There are many reasons for this problem and one big one is the geography involved in food production. Living here in Fort Worth, Texas you probably don't think that a slip up in New Mexico would affect you in the least. The truth is, because of modern food processing methods, products at say Trader Joe's on Hulen Street could have been made practically anywhere in the USA...just as the beef in your fast food burger could potentially come from a large number of cows (from a large number of suppliers). That's the way it is with manufacturing huge quantities of food - and supplying an entire nation's cravings.
In addition, products can be available on store shelves for months before the alarm is sounded. That's why you'll often hear that an item was sold for a good amount of time before being recalled. And although the codes on the cans, boxes, and bottles can be tricky to decipher, be on the lookout for the specific codes included in the recall alert. They will let you know if the item in your pantry or refrigerator is suspect.
So, what's to be done about this on your end? It all comes back to a couple of basic steps:
Buying locally produced foods from smaller suppliers can help. A company which makes enough of their product to serve a specific region may be able to exercise more control over their raw materials and processing methods.
Purchase food items which are as close to their original form as possible. Yes, this can mean a little more hands-on effort when preparing meals, but it does provide a means of controlling ingredients and reducing the excess salt and sugar (which show up in the most unlikely processed foods).

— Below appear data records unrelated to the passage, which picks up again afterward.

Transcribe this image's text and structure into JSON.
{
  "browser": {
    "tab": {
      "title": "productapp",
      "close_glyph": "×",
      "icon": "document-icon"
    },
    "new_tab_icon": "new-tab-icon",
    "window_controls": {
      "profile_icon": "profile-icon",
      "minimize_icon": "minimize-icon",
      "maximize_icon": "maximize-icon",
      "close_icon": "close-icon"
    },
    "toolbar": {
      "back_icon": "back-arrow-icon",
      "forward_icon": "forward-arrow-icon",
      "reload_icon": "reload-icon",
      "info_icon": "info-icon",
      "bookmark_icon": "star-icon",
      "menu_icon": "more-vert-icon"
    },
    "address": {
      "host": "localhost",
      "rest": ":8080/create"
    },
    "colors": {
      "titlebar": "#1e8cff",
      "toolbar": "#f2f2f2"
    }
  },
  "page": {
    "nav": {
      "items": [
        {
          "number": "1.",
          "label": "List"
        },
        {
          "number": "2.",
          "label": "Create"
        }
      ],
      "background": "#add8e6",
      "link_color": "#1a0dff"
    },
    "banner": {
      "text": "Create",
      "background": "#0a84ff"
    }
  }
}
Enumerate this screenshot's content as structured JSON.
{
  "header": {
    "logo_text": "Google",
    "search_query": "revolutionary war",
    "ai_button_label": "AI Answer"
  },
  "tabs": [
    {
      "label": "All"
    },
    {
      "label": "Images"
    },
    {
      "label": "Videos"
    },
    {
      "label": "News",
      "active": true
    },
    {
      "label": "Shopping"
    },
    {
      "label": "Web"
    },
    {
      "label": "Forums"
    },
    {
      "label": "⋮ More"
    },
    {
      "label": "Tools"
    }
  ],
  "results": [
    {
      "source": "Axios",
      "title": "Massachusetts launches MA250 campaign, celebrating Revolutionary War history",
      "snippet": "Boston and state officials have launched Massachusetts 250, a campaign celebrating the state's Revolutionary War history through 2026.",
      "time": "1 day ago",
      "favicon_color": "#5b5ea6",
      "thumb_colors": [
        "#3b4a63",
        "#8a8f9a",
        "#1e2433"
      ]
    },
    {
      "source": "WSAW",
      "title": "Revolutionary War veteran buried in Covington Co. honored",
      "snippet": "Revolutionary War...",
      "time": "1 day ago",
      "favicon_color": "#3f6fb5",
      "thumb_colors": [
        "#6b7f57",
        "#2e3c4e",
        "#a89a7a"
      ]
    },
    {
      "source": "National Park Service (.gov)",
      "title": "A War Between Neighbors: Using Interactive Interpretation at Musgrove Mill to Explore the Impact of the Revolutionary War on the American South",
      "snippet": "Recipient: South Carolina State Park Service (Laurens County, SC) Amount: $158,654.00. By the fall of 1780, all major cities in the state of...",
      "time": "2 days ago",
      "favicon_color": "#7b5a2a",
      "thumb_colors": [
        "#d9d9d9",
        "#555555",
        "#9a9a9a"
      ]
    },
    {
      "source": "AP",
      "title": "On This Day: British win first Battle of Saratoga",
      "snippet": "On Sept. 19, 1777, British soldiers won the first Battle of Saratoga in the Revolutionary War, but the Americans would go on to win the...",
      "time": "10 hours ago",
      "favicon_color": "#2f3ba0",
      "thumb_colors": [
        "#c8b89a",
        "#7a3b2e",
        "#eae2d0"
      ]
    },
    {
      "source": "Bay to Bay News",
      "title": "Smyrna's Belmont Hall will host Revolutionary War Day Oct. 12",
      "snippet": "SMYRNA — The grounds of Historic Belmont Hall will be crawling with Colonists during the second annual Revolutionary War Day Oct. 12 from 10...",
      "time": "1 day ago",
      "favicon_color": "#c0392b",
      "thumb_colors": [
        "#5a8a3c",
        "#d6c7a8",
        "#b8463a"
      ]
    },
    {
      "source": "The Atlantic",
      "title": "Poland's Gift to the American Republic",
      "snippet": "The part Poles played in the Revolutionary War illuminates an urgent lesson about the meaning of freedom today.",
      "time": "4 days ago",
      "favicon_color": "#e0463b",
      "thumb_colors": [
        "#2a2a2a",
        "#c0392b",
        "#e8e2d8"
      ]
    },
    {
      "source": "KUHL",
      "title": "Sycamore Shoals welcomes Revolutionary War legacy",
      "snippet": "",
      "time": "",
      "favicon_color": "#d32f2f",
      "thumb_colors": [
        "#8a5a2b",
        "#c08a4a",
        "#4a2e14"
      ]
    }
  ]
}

In addition, being a little extra careful about food safety at home can help minimize your exposure to potentially harmful "bugs" as well.